I'm still continuing my progress through Book 4 of "The Early Session" and I've run into something interesting:
You recall that all experience has an electrical reality, deposited from birth within the physical cells of the body, so that at physical death we have an electrical counterpart of the physical being with all memory and experience intact. Were such experience a part of the physical self, and dependent upon it, the personality could hardly survive physical death.
It's interesting to me because it suggests the basis by which we survive physical death. What is universally called "spirit" or "soul" within the NDE literature, Seth calls "electrical counterpart." I prefer Seth's term because I can somewhat wrap my mind around it--just barely. But it does explain how consciousness quickly exits the body during the NDE and while remaining "conscious"--and it also explains something that I personally find remarkable, which I have experienced--while out-of-body, I am still "me" and aware that I am "me." One of the more frequent observations by near-death experiencers is that personal memories are retained during
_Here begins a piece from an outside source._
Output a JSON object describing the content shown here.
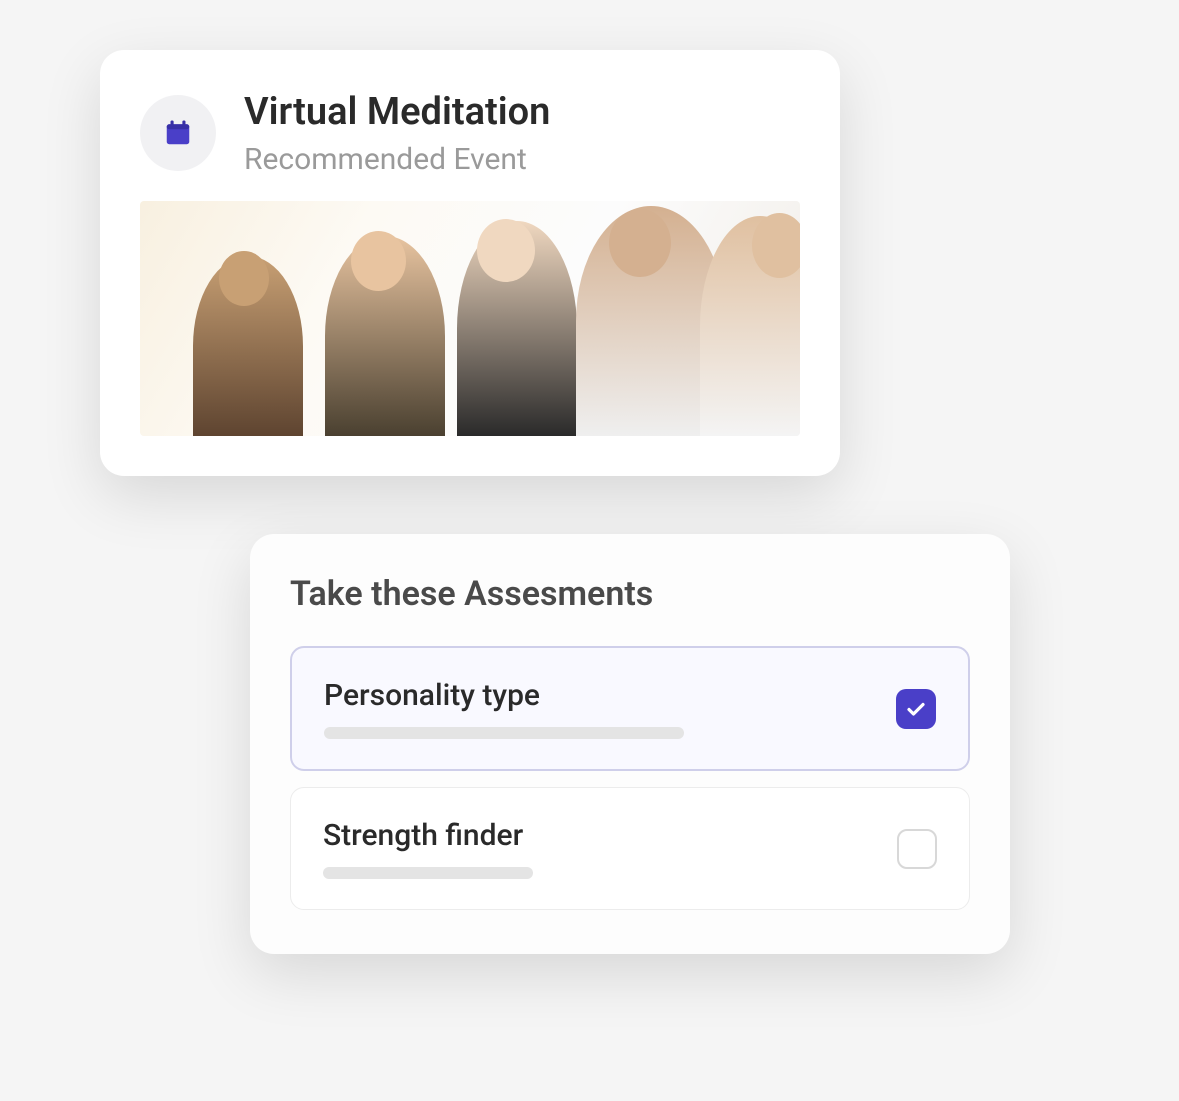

Seth goes into extensive discussion of the "electrical counterpart" (and the electrical world where this counterpart resides) in Book 3 of the "Early Sessions." The discussion is quite complex and largely above my head. Seth emphasizes that the familiar electrical traces the we detect with our physical instruments are faint shadows of this electrical universe.
So I wonder... Is this why street lamps blink off when certain people drive near them? (It happens to me quite often.) Is this why the "dead" can easily manipulate our electrical devices? Can this explain why I was never able to wear a mechanical watch when I was young without it becoming magnetized? (I can wear them fine now--not sure what this says about me.)